What is needed: Emit the entire listing verbatim.

Material provided Block Start

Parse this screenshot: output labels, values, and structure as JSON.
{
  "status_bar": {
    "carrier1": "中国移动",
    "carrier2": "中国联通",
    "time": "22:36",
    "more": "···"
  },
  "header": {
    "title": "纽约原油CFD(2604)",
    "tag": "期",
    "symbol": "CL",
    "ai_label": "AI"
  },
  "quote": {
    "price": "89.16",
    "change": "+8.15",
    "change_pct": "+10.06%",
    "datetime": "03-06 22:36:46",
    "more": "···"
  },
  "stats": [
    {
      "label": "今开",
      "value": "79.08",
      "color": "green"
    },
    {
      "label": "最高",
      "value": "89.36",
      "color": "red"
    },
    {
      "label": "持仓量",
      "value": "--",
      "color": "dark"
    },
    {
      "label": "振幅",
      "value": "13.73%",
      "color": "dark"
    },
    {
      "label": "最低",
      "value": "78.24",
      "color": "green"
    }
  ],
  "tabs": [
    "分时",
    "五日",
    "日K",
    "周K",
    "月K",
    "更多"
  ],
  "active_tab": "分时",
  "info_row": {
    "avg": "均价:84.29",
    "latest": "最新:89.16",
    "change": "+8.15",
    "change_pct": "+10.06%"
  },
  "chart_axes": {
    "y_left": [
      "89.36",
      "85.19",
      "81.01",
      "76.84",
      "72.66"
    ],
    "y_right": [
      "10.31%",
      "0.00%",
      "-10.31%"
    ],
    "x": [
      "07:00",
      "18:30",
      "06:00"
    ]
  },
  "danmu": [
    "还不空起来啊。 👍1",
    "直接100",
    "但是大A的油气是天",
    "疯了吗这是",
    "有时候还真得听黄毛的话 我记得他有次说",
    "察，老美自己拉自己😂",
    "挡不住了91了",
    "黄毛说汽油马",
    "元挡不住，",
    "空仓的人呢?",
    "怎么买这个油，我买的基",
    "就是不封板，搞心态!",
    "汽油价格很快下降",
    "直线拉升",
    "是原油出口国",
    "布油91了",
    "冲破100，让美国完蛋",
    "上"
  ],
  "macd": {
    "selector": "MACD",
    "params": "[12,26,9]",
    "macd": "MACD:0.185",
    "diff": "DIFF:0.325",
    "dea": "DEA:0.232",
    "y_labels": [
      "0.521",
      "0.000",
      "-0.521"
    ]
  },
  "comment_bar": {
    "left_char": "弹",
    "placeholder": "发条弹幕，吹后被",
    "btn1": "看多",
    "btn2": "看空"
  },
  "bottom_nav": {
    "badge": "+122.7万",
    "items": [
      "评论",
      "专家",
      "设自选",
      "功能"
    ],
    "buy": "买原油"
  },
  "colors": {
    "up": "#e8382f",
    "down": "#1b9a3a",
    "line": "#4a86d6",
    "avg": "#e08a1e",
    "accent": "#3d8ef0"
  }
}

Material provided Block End

Answer section:
Parse this screenshot: output labels, values, and structure as JSON.
{
  "status_bar": {
    "carrier1": "中国移动",
    "carrier2": "中国联通",
    "time": "22:36",
    "more": "···"
  },
  "header": {
    "title": "纽约原油CFD(2604)",
    "tag": "期",
    "symbol": "CL",
    "ai_label": "AI"
  },
  "quote": {
    "price": "89.16",
    "change": "+8.15",
    "change_pct": "+10.06%",
    "datetime": "03-06 22:36:46",
    "more": "···"
  },
  "stats": [
    {
      "label": "今开",
      "value": "79.08",
      "color": "green"
    },
    {
      "label": "最高",
      "value": "89.36",
      "color": "red"
    },
    {
      "label": "持仓量",
      "value": "--",
      "color": "dark"
    },
    {
      "label": "振幅",
      "value": "13.73%",
      "color": "dark"
    },
    {
      "label": "最低",
      "value": "78.24",
      "color": "green"
    }
  ],
  "tabs": [
    "分时",
    "五日",
    "日K",
    "周K",
    "月K",
    "更多"
  ],
  "active_tab": "分时",
  "info_row": {
    "avg": "均价:84.29",
    "latest": "最新:89.16",
    "change": "+8.15",
    "change_pct": "+10.06%"
  },
  "chart_axes": {
    "y_left": [
      "89.36",
      "85.19",
      "81.01",
      "76.84",
      "72.66"
    ],
    "y_right": [
      "10.31%",
      "0.00%",
      "-10.31%"
    ],
    "x": [
      "07:00",
      "18:30",
      "06:00"
    ]
  },
  "danmu": [
    "还不空起来啊。 👍1",
    "直接100",
    "但是大A的油气是天",
    "疯了吗这是",
    "有时候还真得听黄毛的话 我记得他有次说",
    "察，老美自己拉自己😂",
    "挡不住了91了",
    "黄毛说汽油马",
    "元挡不住，",
    "空仓的人呢?",
    "怎么买这个油，我买的基",
    "就是不封板，搞心态!",
    "汽油价格很快下降",
    "直线拉升",
    "是原油出口国",
    "布油91了",
    "冲破100，让美国完蛋",
    "上"
  ],
  "macd": {
    "selector": "MACD",
    "params": "[12,26,9]",
    "macd": "MACD:0.185",
    "diff": "DIFF:0.325",
    "dea": "DEA:0.232",
    "y_labels": [
      "0.521",
      "0.000",
      "-0.521"
    ]
  },
  "comment_bar": {
    "left_char": "弹",
    "placeholder": "发条弹幕，吹后被",
    "btn1": "看多",
    "btn2": "看空"
  },
  "bottom_nav": {
    "badge": "+122.7万",
    "items": [
      "评论",
      "专家",
      "设自选",
      "功能"
    ],
    "buy": "买原油"
  },
  "colors": {
    "up": "#e8382f",
    "down": "#1b9a3a",
    "line": "#4a86d6",
    "avg": "#e08a1e",
    "accent": "#3d8ef0"
  }
}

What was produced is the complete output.